Reducing condensation with double glazing.

While our comfort level increases indoors, so does the prospect of condensation.  Choosing genuine double glazing reduces the chance of condensation forming, as the amount of heat lost through the glass is reduced, the inside of your house stays warmer which in turn keeps the inner pane of the double glazing substantially warmer.

By double glazing:

–  More heat is retained inside the home longer, and the inside-pane of your double glazing stays warmer.

–  Warmer glass = less air chill (e.g., there is up to an 81% reduction in heat loss by using SuperTherm Warm™ double glazing meaning the glass temperature and room temperature will be kept much closer)

–  It is unlikely that the air will chill to dew point (the point at which it condenses)

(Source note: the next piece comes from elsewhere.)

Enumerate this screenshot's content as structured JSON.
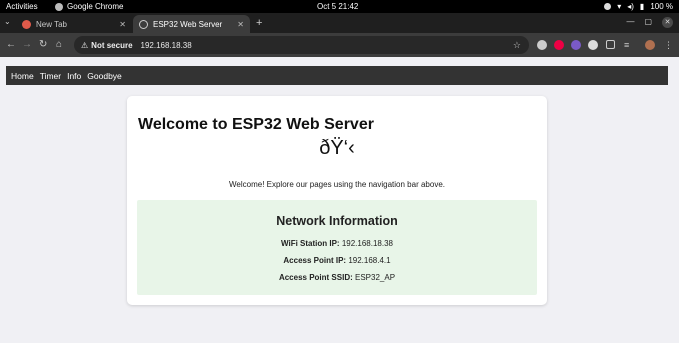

–  Cold draughts are eliminated

Reduce the impact of condensation in your home by choosing high-performingSuperTherm Warm™ Low E double glazing with argon

Other considerations.

While changing from single glazing to double-glazing will make a significant difference, there are other things to consider that impact the likelihood of condensation occurring.

There are three important factors to consider:

1. How much moisture is within a home and how is it ventilated

So many things within our homes produce moisture so it is wise to ensure regular ventilation is provided. Opening windows for even 15 minutes a day may be all you need to keep your home at a healthy humidity level.

2. Joinery Type

Timber windows and doors will naturally be less likely to have condensation form on them, whereas aluminium frames are likely to have condensation still occur (on the metal frames).

3. Dew on the Outside

Better insulating glass can result in dew occurring on the outside glass pane. This occurs in mild conditions where there is no breeze due to the outside glass being cooler than the outside air temperature. Dew on the outside demonstrates that the double glazing is doing an excellent job of retaining the heat within the home and it will clear quickly as the heat outside begins to rise.

Keeping your home well-ventilated.

What is the best approach when it comes to ventilation? Beacon Pathway recommends: (3)

–  Remove unhealthy moisture-producing items, e.g., unflued gas heating etc.

–  Insulate

–  Activate ventilation in key moisture-producing zones (e.g., bathrooms, kitchens with extractor fans)

–  Activate passive ventilation in other areas (e.g., have a window slightly open in bedrooms)

Dehumidifiers also draw in moisture-laden air, extract the water, and recycle the dry air back into the environment.

Positive pressure ventilation systems.

Positive Pressure Ventilation Systems are often considered a healthy and effective means to ventilate the home and keep an ambient temperature throughout. Beacon Pathways explains that “These systems bring filtered air from the roof space into the house through a single, or multiple, ceiling vents. The pressure forces the stale air to leak out through gaps, windows, and doors.” (4)

To be truly effective, air should be sourced from the outside, not from the roof space, as it’s not proven that home ventilation system filters effectively reduce the contaminants in the roof.

The New Zealand Building Code requires homes to ventilate using outdoor air to maintain air purity. Ventilation systems that draw air from the roof space and not directly from outside do not comply with ventilation standard NZS4303:1990 “Ventilation for acceptable indoor air quality” and therefore cannot be used to comply with the Building Code Acceptable Solution for ventilation.